Compressed hydrogen shipping solution
To make transport of green hydrogen faster, more efficient and cost competitive, Global Energy Ventures has developed compressed hydrogen shipping technology.
During the March quarter, the company’s ship design team progressed the detailed contract design package phase which involved advancing key design and engineering plans for its proposed GH2 carriers.
This contract design package is on track for completion in June.
In parallel, Global Energy Ventures is running a two-stage testing program to achieve approval for construction from the American Bureau of Shipping (ABS). This is expected to be secured in the first half of next year.
Global Energy Ventures has already secured ABS approval in principle for its two GH2 carriers under development: a 430t ship and a 2,000t carrier.
In readiness for construction and testing of a prototype tank, Global Energy Ventures has begun evaluating suitable shipyards.
Tiwi hydrogen export project
As part of its strategy to export its first green hydrogen fuel with its compressed shipping technology by 2026, Global Energy Ventures is advancing the Tiwi H2 export project on the Northern Territory’s Tiwi Islands.
Through this project, Global Energy Ventures is developing green hydrogen completely off-grid using 2.8GW of solar generation.
Other developments will comprise establishing at 30km high voltage transmission line, back-up power, desalination, electrolysis, compression and port facilities.
The company says this will avoid up to 1.4Mt of carbon dioxide emissions a year.
Global Energy Ventures is developing the project using a phased approach, with the goal of producing up to 100,000tpa of hydrogen.
During the March quarter, the company progressed the project to achieve key goals of environmental approvals by mid-2023, followed by an investment decision in late 2023.
First production for export is targeted at late 2026 in line with the scheduled completion of the GH2 carriers.
Global Energy Venture plans to ship the hydrogen to future demand markets in the Asia Pacific.
Mr Carolan said awareness in Asia Pacific countries was building about the Tiwi export project.
He said this growing awareness was facilitated by Australian Trade Commissions across Asia.
“The selection of Global Energy Ventures by Austrade for the Team Australia stand at the World Hydrogen Summit in May is another example of our promotional activity begging to see compression as mainstream when marine transport is being considered,” Mr Carolan added.
HyEnergy export feasibility study

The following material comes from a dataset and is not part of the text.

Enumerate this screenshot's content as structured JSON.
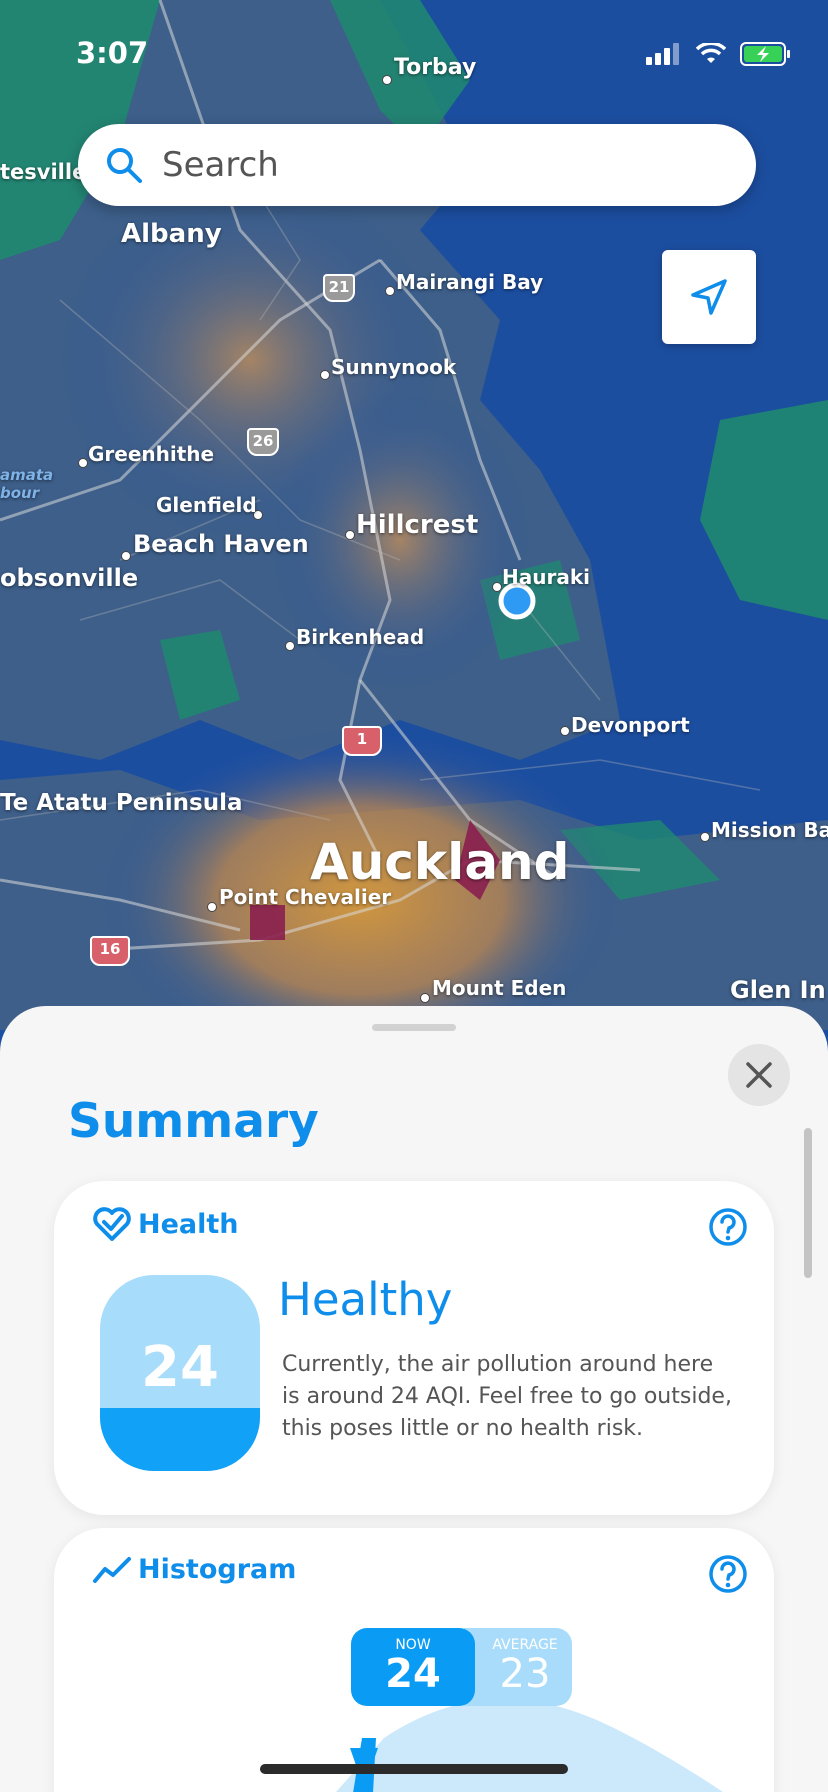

In addition to its Tiwi H2 export project, Global Energy Ventures is supporting a feasibility study into exporting green hydrogen with its compressed shipping technology from Province Resources (ASX: PRL) and Total Eren’s HyEnergy project in WA’s Gascoyne.
From the HyEnergy project, Province and Total Eren are looking to export about 200,000tpa of green hydrogen produced using 4GW of renewable energy.
The March quarter saw Global Energy Ventures advance its integrated compressed shipping solutions for the project partners.
This involved reviewing offshore sites, environmental risks, designing offshore facilities and onshore compression infrastructure, as well as onshore storage concepts.
Well-funded to continue hydrogen strategy
At the end of March, Global Energy Ventures had $13.6 million in cash, which it says will fund all its planned 2022 development programs.
The company has also revealed a proposed name change to Provaris Energy, saying the new name reflects its transition and growth into a developer of integrated renewable energy projects.
“Our new name is derived from a combination of Latin words that give rise to the pursuit of the original or universal energy, with hydrogen being the original or first element created,” Mr Carolan explained.
“It reflects our aim to be the first to market in the delivery of an integrated hydrogen supply chain.”